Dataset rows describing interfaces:
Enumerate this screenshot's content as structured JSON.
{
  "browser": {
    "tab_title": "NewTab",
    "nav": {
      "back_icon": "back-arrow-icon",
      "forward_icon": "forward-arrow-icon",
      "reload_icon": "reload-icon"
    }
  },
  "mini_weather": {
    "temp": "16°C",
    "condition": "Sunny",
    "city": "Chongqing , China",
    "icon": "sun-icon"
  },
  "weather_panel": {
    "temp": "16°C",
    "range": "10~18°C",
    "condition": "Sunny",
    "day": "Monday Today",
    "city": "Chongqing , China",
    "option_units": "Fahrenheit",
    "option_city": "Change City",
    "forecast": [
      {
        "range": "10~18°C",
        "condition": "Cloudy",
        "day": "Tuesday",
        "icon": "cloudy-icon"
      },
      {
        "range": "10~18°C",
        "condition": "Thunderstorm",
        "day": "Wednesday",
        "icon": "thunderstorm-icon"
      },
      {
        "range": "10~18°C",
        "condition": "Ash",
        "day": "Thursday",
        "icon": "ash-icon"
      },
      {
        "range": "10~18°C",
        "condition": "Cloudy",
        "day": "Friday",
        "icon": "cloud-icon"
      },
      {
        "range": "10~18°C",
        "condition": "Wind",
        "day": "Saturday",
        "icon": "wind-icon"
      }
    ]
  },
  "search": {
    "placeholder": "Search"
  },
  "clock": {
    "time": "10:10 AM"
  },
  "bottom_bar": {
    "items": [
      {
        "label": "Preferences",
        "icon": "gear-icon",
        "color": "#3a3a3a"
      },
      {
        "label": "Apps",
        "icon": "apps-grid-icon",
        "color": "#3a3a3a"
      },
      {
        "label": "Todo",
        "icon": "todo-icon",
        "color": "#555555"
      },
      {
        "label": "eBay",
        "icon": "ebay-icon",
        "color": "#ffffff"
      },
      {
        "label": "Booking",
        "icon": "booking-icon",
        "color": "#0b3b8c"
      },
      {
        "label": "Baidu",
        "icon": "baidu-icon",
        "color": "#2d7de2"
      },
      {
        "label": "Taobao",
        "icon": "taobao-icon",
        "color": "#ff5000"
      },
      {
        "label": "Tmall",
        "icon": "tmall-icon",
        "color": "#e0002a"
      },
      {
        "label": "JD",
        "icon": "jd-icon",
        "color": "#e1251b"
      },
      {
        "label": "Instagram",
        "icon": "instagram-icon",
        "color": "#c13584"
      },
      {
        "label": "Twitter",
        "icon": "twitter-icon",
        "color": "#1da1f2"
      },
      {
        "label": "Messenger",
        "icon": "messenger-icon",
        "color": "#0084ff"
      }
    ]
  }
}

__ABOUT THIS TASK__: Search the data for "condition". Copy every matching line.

__SOLVED EXERCISE__:
    "condition": "Sunny",
    "condition": "Sunny",
        "condition": "Cloudy",
        "condition": "Thunderstorm",
        "condition": "Ash",
        "condition": "Cloudy",
        "condition": "Wind",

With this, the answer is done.